#### Data shown

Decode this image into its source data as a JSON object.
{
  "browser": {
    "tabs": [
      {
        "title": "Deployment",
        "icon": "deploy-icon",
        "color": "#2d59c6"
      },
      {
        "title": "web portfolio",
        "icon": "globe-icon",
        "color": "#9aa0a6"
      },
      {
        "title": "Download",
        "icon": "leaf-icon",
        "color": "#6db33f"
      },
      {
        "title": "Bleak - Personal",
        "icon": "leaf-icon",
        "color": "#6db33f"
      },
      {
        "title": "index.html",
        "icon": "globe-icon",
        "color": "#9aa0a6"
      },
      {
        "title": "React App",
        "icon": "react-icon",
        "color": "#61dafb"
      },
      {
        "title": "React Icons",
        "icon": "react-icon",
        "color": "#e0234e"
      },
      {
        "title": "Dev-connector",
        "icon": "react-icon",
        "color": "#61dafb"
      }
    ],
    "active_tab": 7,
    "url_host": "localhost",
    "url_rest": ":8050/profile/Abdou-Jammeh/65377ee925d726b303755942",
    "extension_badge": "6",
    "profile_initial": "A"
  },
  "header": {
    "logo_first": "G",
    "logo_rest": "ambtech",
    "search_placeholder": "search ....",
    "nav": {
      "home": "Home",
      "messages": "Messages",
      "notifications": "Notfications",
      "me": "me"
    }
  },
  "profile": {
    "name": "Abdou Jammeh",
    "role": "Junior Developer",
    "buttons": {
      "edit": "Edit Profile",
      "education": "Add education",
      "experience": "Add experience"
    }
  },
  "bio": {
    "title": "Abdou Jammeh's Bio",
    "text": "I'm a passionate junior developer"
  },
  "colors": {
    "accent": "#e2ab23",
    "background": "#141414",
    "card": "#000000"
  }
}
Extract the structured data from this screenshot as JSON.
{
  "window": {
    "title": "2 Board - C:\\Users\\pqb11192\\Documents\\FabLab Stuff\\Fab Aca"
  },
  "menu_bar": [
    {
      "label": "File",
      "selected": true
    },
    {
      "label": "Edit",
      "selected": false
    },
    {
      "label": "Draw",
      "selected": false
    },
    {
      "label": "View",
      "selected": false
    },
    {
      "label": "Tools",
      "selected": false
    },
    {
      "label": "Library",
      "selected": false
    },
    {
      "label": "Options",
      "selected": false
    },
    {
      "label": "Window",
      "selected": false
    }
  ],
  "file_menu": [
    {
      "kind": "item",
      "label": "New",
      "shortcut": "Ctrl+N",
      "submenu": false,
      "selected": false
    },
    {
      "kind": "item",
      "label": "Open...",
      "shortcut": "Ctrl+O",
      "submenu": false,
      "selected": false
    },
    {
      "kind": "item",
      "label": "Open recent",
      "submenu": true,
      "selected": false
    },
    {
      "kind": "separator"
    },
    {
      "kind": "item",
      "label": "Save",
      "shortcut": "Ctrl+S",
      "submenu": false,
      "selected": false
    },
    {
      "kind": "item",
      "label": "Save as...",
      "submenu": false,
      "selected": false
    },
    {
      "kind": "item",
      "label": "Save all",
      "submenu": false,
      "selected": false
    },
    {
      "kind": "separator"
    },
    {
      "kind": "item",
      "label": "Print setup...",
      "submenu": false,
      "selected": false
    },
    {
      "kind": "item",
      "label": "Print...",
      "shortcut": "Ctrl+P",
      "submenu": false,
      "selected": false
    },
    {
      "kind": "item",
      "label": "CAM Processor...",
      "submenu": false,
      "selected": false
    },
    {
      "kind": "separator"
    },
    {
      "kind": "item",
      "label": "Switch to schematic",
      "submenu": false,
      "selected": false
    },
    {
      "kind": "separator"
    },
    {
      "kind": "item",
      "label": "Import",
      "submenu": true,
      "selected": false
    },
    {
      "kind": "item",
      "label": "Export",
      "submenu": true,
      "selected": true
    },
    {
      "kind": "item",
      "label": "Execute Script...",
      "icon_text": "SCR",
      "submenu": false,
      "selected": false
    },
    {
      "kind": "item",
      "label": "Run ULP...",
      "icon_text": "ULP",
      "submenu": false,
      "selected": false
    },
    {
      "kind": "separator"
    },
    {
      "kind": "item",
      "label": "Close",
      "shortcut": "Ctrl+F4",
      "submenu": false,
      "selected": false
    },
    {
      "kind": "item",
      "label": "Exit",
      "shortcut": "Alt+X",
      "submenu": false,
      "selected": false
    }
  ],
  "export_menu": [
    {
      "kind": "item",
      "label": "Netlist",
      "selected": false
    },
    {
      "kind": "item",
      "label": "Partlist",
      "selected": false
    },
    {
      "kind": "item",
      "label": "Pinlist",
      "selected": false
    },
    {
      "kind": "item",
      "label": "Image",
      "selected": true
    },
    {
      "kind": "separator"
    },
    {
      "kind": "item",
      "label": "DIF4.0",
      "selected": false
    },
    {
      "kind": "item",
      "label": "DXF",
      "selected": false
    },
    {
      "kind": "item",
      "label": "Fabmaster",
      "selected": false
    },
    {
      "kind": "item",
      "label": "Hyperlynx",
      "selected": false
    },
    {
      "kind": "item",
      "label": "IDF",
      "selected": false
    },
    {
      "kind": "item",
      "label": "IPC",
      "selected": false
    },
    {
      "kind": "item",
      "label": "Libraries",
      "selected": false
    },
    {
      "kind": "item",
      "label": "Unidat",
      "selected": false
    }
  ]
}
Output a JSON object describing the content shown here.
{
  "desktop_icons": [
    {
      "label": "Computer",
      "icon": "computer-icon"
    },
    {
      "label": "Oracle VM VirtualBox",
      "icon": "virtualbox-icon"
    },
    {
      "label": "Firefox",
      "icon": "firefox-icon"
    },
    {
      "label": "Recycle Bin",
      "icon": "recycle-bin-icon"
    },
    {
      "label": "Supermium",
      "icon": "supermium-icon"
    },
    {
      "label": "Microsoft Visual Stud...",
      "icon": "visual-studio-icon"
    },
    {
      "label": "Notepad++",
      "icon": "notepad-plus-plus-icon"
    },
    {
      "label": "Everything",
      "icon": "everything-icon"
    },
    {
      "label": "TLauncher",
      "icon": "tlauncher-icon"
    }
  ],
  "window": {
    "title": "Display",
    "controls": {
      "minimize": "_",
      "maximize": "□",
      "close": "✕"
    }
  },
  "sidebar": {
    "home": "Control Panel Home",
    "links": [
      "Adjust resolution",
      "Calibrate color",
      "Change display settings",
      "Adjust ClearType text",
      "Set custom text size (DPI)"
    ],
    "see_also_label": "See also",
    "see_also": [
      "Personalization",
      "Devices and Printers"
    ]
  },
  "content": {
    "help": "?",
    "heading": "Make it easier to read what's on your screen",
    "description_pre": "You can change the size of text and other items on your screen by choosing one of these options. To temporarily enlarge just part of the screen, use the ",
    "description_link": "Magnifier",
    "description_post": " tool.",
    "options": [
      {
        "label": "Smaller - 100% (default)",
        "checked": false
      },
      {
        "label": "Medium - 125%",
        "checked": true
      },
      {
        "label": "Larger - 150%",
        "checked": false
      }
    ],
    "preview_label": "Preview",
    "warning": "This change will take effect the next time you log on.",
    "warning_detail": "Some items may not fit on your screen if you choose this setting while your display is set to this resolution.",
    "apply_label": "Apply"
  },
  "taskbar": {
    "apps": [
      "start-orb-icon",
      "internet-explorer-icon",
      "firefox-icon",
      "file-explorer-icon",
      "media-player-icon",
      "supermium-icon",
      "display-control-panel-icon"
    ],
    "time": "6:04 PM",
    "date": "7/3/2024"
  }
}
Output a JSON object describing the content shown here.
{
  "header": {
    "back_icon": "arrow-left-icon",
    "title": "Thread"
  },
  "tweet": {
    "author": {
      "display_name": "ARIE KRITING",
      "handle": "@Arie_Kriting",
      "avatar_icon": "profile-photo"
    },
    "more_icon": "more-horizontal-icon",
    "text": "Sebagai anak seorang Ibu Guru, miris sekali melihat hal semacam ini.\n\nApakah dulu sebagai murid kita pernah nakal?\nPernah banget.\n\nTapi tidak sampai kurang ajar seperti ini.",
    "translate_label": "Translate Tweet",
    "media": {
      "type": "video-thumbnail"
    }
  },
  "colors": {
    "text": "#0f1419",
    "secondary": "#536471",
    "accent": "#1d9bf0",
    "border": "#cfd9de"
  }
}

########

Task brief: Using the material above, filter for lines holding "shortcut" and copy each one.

Result:
      "shortcut": "Ctrl+N",
      "shortcut": "Ctrl+O",
      "shortcut": "Ctrl+S",
      "shortcut": "Ctrl+P",
      "shortcut": "Ctrl+F4",
      "shortcut": "Alt+X",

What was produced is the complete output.